What I won’t do is all of their work and I won’t catch the fish they are going to bring home for dinner. We don’t want to reward people for doing nothing or train them to expect rewards will come to them just because they are nice people. Everyone, though, needs encouragement, support, enthusing, respect and honesty. Everyone needs help in acquiring skills and knowledge that will enable them to be independent and successful. Very few of us wake up, having magically mastered while asleep, the life skills we need. Instead, of giving people the equivalent of plastic Happy Meal prizes, I believe we must aid them in learning how to fish and must let them know that sometimes life is hard, but we can make it through and can make things better (even if we fail).
I like to encourage others to look out over the blue waters of their lives and out toward the horizon. In front of them they may see choppy waves, or even menacing sharks in the nearby waters. There may be clouds overhead and rainstorms, but if they look far ahead enough, hopefully they will be able to see the horizon and soon, the big picture. The solutions are there but they have to first put in the time and effort to discover them. They may need to cast their lines over and over before they catch anything, and maybe the first catch or two will be an old shoe, instead of a fish. . They will have to figure out the best waters for fishing, the most effective implements to use, which fish they want to catch and which ones are work keeping. I suspect there may be struggles when something lands on the line. If they have the tools and understanding ready in advance, they will know what to do. If it doesn’t work this time, they can reassess and maybe next time will be the magic one.
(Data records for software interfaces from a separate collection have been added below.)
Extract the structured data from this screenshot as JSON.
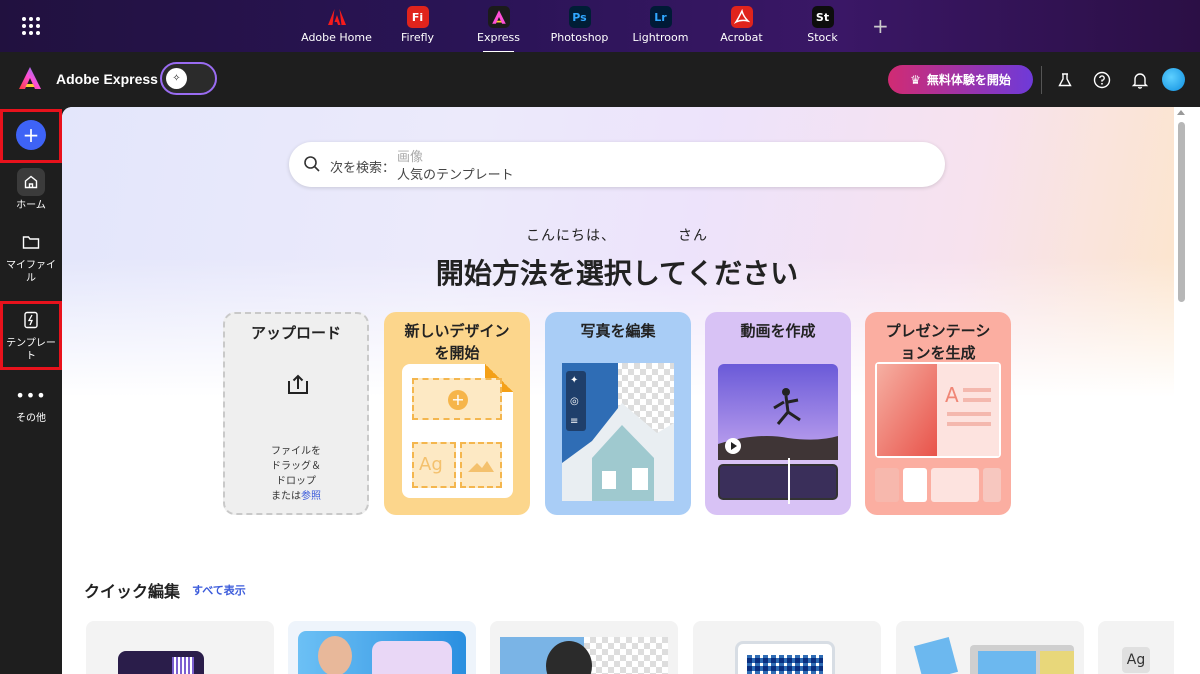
{
  "top_apps": [
    {
      "label": "Adobe Home",
      "mark": "A",
      "color": "#e0241c",
      "icon": "adobe-home-icon"
    },
    {
      "label": "Firefly",
      "mark": "Fi",
      "color": "#e0241c",
      "icon": "firefly-icon"
    },
    {
      "label": "Express",
      "mark": "",
      "color": "#1b1b1b",
      "icon": "express-icon",
      "active": true
    },
    {
      "label": "Photoshop",
      "mark": "Ps",
      "color": "#001e36",
      "icon": "photoshop-icon"
    },
    {
      "label": "Lightroom",
      "mark": "Lr",
      "color": "#001a36",
      "icon": "lightroom-icon"
    },
    {
      "label": "Acrobat",
      "mark": "",
      "color": "#e0241c",
      "icon": "acrobat-icon"
    },
    {
      "label": "Stock",
      "mark": "St",
      "color": "#0d0d0d",
      "icon": "stock-icon"
    }
  ],
  "header": {
    "app_name": "Adobe Express",
    "trial_button": "無料体験を開始"
  },
  "sidebar": {
    "items": [
      {
        "label": "ホーム",
        "icon": "home-icon"
      },
      {
        "label": "マイファイル",
        "icon": "folder-icon"
      },
      {
        "label": "テンプレート",
        "icon": "template-icon"
      },
      {
        "label": "その他",
        "icon": "more-icon"
      }
    ]
  },
  "search": {
    "label": "次を検索：",
    "placeholder_line1": "画像",
    "placeholder_line2": "人気のテンプレート"
  },
  "hero": {
    "greeting_start": "こんにちは、",
    "greeting_end": "さん",
    "headline": "開始方法を選択してください"
  },
  "cards": {
    "upload": {
      "title": "アップロード",
      "line1": "ファイルを",
      "line2": "ドラッグ＆",
      "line3": "ドロップ",
      "line4_prefix": "または",
      "line4_link": "参照"
    },
    "new_design": {
      "title_line1": "新しいデザイン",
      "title_line2": "を開始",
      "ag": "Ag"
    },
    "edit_photo": {
      "title": "写真を編集"
    },
    "make_video": {
      "title": "動画を作成"
    },
    "presentation": {
      "title_line1": "プレゼンテーシ",
      "title_line2": "ョンを生成"
    }
  },
  "quick": {
    "title": "クイック編集",
    "show_all": "すべて表示",
    "ag": "Ag"
  }
}
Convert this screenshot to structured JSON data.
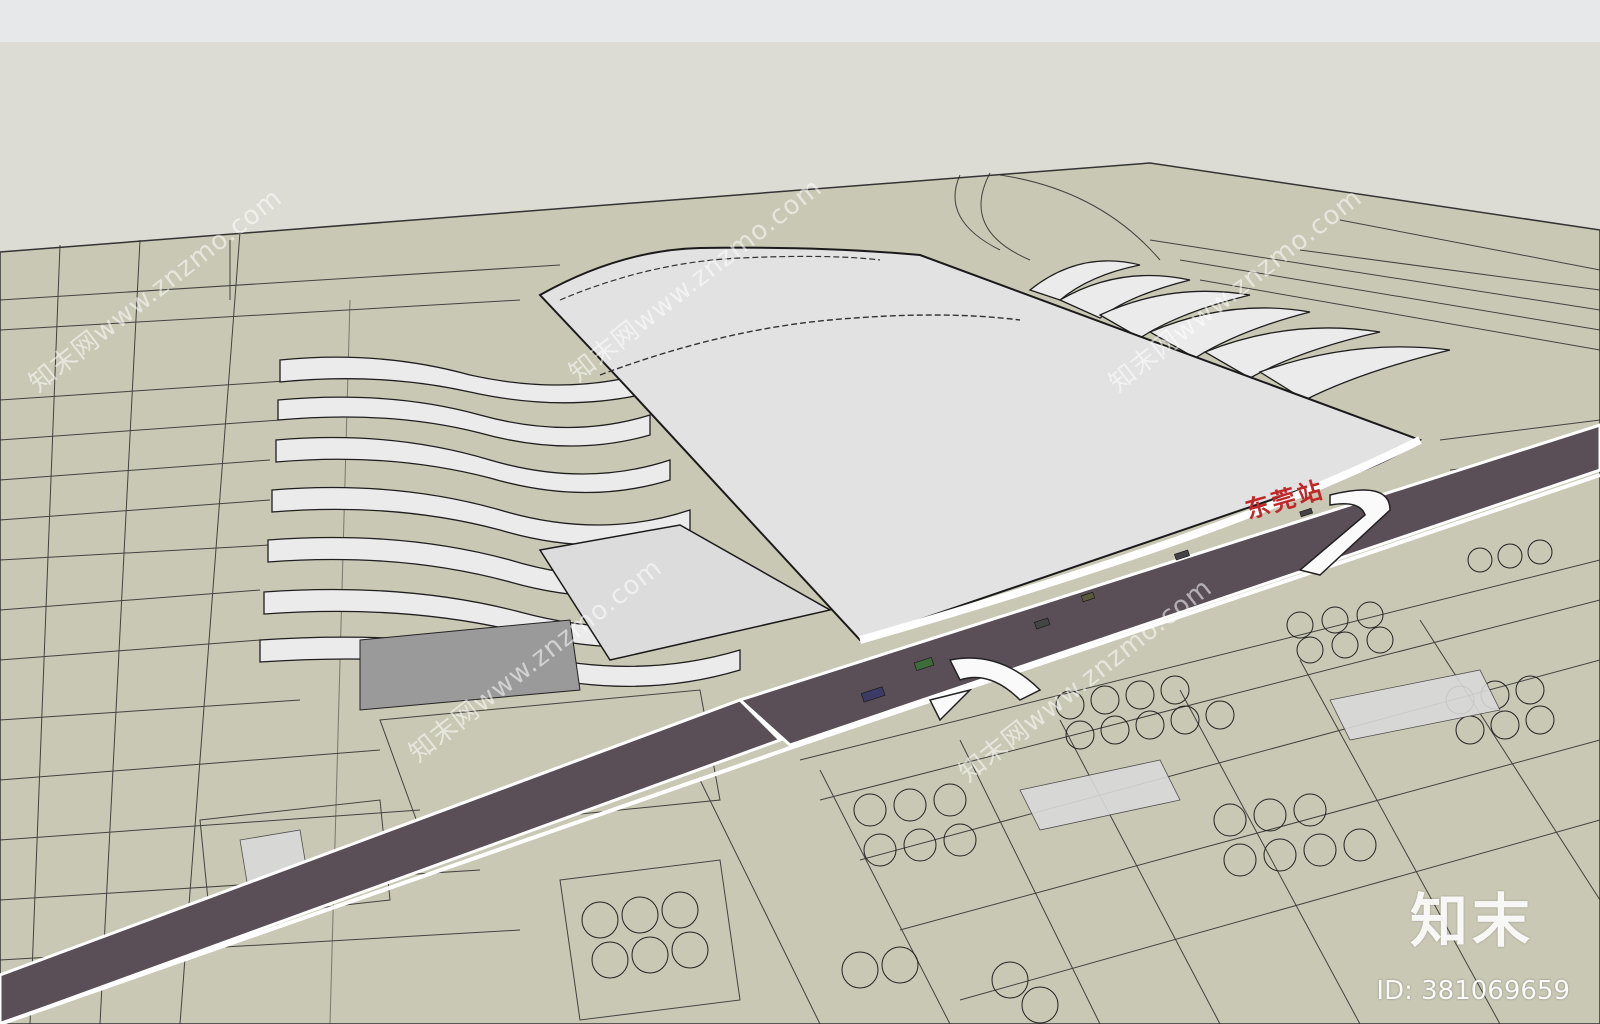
{
  "station_sign": "东莞站",
  "watermark": {
    "diagonal_text": "知末网www.znzmo.com",
    "brand": "知末",
    "image_id": "ID: 381069659"
  },
  "colors": {
    "ground": "#c9c8b4",
    "road": "#5a4f56",
    "roof": "#e2e2e2",
    "sky": "#dcdcd4",
    "sign": "#c0282a"
  }
}
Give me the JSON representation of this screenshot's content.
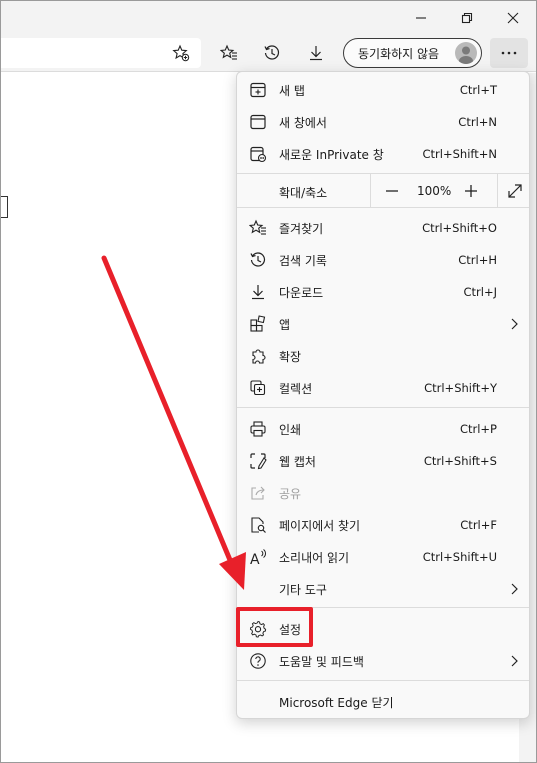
{
  "window": {
    "minimize_icon": "minimize-icon",
    "restore_icon": "restore-icon",
    "close_icon": "close-icon"
  },
  "toolbar": {
    "sync_label": "동기화하지 않음",
    "more_icon": "more-icon"
  },
  "menu": {
    "items": [
      {
        "label": "새 탭",
        "shortcut": "Ctrl+T",
        "icon": "new-tab-icon"
      },
      {
        "label": "새 창에서",
        "shortcut": "Ctrl+N",
        "icon": "new-window-icon"
      },
      {
        "label": "새로운 InPrivate 창",
        "shortcut": "Ctrl+Shift+N",
        "icon": "inprivate-icon"
      },
      {
        "label": "즐겨찾기",
        "shortcut": "Ctrl+Shift+O",
        "icon": "favorites-icon"
      },
      {
        "label": "검색 기록",
        "shortcut": "Ctrl+H",
        "icon": "history-icon"
      },
      {
        "label": "다운로드",
        "shortcut": "Ctrl+J",
        "icon": "download-icon"
      },
      {
        "label": "앱",
        "shortcut": "",
        "icon": "apps-icon"
      },
      {
        "label": "확장",
        "shortcut": "",
        "icon": "extensions-icon"
      },
      {
        "label": "컬렉션",
        "shortcut": "Ctrl+Shift+Y",
        "icon": "collections-icon"
      },
      {
        "label": "인쇄",
        "shortcut": "Ctrl+P",
        "icon": "print-icon"
      },
      {
        "label": "웹 캡처",
        "shortcut": "Ctrl+Shift+S",
        "icon": "web-capture-icon"
      },
      {
        "label": "공유",
        "shortcut": "",
        "icon": "share-icon"
      },
      {
        "label": "페이지에서 찾기",
        "shortcut": "Ctrl+F",
        "icon": "find-icon"
      },
      {
        "label": "소리내어 읽기",
        "shortcut": "Ctrl+Shift+U",
        "icon": "read-aloud-icon"
      },
      {
        "label": "기타 도구",
        "shortcut": "",
        "icon": ""
      },
      {
        "label": "설정",
        "shortcut": "",
        "icon": "settings-icon"
      },
      {
        "label": "도움말 및 피드백",
        "shortcut": "",
        "icon": "help-icon"
      },
      {
        "label": "Microsoft Edge 닫기",
        "shortcut": "",
        "icon": ""
      }
    ],
    "zoom": {
      "label": "확대/축소",
      "value": "100%",
      "minus": "−",
      "plus": "+"
    }
  },
  "annotation": {
    "arrow_color": "#e8202a",
    "highlight_color": "#e8202a"
  }
}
When you think about your own life, who were/ are the mentors, supporters, teachers, important figures who helped you acquire or achieve something significant that you desired?
What were some of the methods they used or things they did that were most effective in your eyes?
What happened to your hopes, dreams and projects when you perhaps realized that someone who had made promises to you was not going to keep them or did not?
What did you feel about that person?
What did you feel about yourself for having fallen for the promises and for not checking things out more thoroughly?
What has given you the most confidence when you were trying something new?
Have there been times in your life when what you wanted to have or do happened easily for you and your expectations were met?
Did you have the same kind of learning from such an experience as when things you wanted were more difficult, or when your expectations were not met, no matter how hard you worked? Why? Why not?
Were you able to use your learning to make things better or easier for yourself when attempting something at a later date?